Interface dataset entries
§

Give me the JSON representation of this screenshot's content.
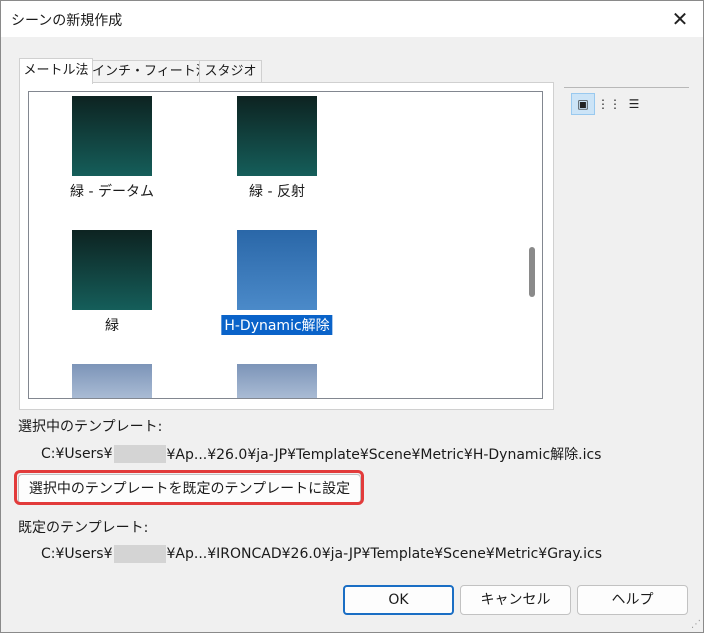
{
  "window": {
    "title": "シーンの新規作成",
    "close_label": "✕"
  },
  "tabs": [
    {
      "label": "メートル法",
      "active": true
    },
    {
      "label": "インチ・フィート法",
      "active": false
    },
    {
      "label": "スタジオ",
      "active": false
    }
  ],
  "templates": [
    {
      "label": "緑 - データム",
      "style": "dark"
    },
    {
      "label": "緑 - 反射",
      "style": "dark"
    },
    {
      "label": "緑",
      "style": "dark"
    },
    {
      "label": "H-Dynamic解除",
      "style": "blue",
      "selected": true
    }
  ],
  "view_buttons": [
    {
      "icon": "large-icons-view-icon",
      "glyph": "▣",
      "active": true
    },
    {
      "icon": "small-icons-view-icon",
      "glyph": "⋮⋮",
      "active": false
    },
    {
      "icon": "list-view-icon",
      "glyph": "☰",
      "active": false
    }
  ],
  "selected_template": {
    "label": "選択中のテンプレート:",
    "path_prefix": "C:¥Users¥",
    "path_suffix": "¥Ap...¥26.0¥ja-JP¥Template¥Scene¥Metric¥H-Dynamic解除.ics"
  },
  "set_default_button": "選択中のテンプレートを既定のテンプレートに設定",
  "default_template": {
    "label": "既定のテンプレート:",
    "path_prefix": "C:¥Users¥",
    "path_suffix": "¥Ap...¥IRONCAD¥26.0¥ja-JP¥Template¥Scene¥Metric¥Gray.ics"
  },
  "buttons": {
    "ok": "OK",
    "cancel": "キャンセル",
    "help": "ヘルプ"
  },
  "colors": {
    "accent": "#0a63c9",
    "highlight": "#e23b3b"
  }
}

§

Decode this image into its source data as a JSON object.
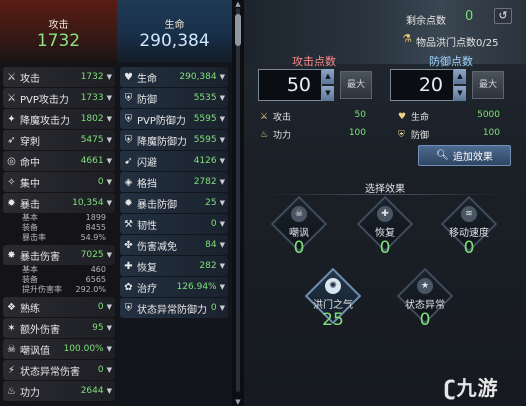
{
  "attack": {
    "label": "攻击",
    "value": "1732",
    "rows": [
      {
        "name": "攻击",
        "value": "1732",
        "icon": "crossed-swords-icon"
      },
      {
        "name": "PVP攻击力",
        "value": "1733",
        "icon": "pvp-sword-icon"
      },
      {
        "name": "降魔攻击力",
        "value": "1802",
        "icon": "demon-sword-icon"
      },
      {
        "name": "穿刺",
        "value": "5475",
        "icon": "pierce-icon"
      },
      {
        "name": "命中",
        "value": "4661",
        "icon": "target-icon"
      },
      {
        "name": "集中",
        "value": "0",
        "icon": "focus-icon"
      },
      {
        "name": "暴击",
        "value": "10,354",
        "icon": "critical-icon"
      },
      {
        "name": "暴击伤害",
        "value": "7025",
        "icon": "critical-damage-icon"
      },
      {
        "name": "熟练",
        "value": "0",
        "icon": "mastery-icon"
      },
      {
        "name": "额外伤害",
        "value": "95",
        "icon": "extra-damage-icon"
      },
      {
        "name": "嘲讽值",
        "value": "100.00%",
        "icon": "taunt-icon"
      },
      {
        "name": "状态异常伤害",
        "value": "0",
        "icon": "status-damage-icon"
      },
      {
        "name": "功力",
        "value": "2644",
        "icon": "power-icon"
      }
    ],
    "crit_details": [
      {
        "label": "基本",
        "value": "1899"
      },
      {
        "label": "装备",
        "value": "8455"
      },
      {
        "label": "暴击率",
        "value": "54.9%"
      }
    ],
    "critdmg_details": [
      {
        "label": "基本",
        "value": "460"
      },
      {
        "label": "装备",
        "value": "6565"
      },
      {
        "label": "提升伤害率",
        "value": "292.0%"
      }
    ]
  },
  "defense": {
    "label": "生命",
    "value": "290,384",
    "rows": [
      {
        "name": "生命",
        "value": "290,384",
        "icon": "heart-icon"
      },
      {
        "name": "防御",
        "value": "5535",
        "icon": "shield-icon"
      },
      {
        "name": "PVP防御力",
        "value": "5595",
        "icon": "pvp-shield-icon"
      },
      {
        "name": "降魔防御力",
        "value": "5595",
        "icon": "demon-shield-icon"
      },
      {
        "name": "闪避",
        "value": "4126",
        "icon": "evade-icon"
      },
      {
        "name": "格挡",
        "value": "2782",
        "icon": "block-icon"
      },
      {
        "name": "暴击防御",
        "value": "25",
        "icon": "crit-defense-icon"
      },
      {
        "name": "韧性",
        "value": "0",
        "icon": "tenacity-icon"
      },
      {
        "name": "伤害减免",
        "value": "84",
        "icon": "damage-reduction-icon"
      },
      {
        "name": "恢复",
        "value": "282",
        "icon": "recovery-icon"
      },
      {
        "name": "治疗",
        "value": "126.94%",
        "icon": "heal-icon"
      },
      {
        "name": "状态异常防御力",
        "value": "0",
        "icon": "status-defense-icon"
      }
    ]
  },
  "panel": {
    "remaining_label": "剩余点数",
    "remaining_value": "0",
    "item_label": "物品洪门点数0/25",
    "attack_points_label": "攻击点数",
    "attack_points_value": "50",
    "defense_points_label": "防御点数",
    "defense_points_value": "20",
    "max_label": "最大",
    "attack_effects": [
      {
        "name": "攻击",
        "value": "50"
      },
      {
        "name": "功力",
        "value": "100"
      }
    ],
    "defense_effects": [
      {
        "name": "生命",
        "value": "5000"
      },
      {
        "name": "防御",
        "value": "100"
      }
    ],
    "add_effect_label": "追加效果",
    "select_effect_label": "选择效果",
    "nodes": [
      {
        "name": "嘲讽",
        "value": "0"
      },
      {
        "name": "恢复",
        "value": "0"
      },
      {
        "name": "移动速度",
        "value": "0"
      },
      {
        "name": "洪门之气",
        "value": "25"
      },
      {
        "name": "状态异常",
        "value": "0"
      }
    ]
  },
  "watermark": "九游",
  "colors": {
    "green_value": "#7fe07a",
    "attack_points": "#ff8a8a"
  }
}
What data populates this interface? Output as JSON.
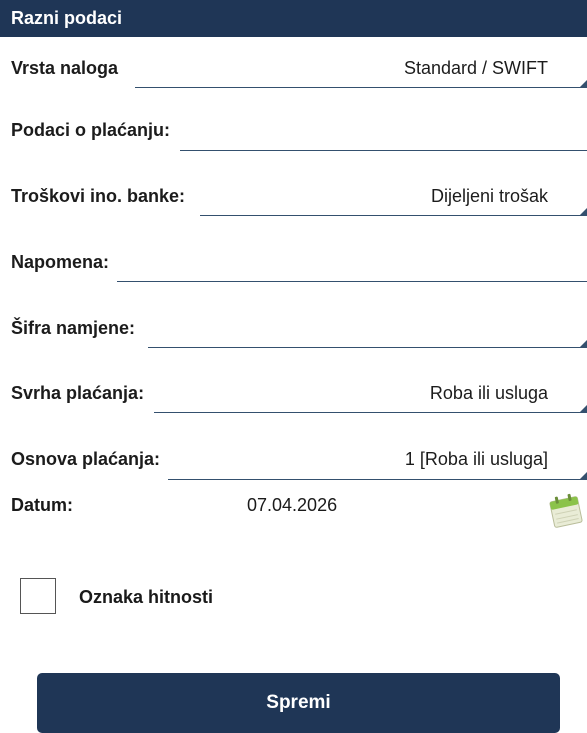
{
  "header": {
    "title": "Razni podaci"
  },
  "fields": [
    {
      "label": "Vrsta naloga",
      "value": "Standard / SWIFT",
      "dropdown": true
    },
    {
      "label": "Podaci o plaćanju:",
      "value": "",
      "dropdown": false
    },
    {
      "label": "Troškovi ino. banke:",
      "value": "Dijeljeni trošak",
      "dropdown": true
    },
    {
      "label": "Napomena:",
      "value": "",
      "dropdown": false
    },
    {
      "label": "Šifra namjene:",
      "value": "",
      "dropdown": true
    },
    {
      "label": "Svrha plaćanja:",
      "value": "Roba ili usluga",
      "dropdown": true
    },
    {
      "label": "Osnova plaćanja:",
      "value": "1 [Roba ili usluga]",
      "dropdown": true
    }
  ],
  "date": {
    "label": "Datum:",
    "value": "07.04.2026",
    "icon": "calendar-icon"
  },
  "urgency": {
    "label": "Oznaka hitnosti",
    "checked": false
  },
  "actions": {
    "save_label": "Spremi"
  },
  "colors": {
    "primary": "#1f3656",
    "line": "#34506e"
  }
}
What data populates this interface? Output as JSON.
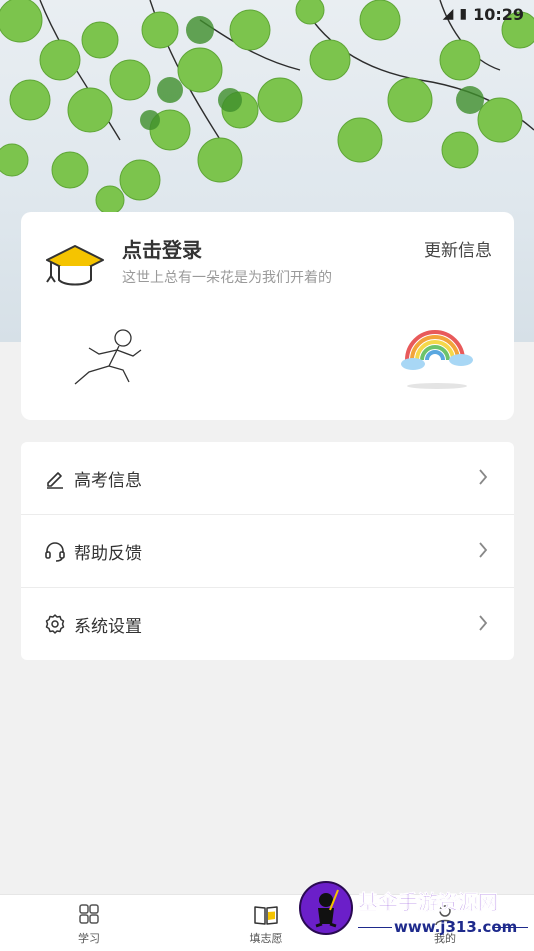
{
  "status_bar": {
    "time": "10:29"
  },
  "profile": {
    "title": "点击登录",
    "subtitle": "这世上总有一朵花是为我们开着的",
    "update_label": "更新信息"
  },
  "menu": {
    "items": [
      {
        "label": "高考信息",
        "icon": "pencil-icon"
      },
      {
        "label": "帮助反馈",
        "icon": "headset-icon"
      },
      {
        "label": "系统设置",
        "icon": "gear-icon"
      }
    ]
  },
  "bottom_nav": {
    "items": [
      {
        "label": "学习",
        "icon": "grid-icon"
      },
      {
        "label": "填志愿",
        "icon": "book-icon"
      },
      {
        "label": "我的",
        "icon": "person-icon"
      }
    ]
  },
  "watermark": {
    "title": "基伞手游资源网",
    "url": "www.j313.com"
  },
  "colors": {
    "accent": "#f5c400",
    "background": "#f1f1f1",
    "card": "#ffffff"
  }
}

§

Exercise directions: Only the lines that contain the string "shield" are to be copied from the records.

Completed task:
        "icon": "shield-icon"
        "icon": "pvp-shield-icon"
        "icon": "demon-shield-icon"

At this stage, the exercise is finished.